SPEC2006 Results
  • Improve overall throughput
    • background: 368%, foreground(X-axis): 6%

Normalized to guaranteed performance

470.lbm

(background)

Normalized IPC

X-axis

(foreground)

C2

C0

C2

.2GB/s

1GB/s

L2

L2

Shared Memory

Intel Core2

conclusion
Conclusion
  • Inter-Core Memory Interference
    • Big challenge for multi-core based real-time systems
    • Sources: queuing delay in MC, state dependent latency in DRAM
  • MemGuard
    • OS mechanism providing efficient per-core memory performance isolation on COTS H/W
    • Memory bandwidth reservation and reclaiming support
    • https://github.com/heechul/memguard/wiki/MemGuard
effect of reclaim
Effect of Reclaim
  • IPC improvement of background (lbm@0.2GB/s) is 3.8x
  • IPC reduction of foreground (SPEC@1.0GB/s) is 3%
effect of spare sharing
Effect of Spare Sharing
  • IPC of background (lbm@0.2GB/s) improves 40%
  • IPC of foreground (SPEC@1.0GB/s) also improves 9%
isolation effect of reservation
Isolation Effect of Reservation

Isolation

  • Sum b/w reservation < rmin (1.2GB/s) Isolation
    • 1.0GB/s(X-axis) + 0.2GB/s(lbm) = rmin

Core 2: 0.2 – 2.0 GB/s for lbm

Solo IPC@1.0GB/s

Core 0: 1.0 GB/s for X-axis

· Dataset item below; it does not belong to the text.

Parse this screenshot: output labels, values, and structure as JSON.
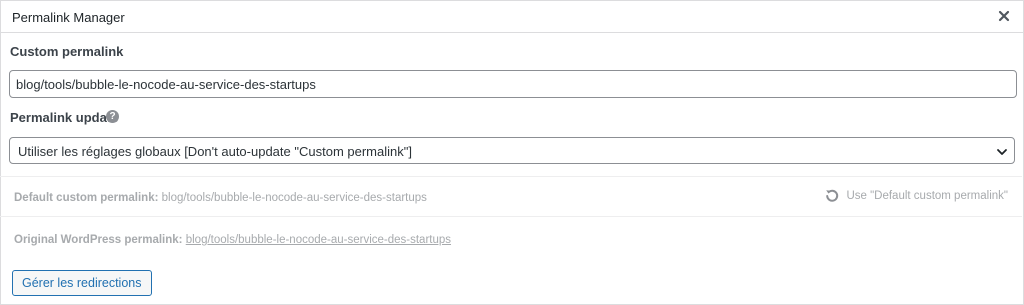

effect of memguard
Effect of MemGuard
  • Soft real-time application on each core.
  • Provides differentiated memory bandwidth
    • weight for each core=1:2:4:8 for the guaranteed b/w, spare bandwidth sharing is enabled
hard soft reservation on memguard
Hard/Soft Reservation on MemGuard
  • Hard reservation (w/o reclaiming)
    • Can guarantee memory bandwidth Bi regardless of other cores at each period
    • Wasted if not used
  • Soft reservation (w/ reclaiming)
    • Misprediction can caused missed b/w guarantee at each period
    • Error rate is small---less than 5%.
  • Selectively applicable on per-core basis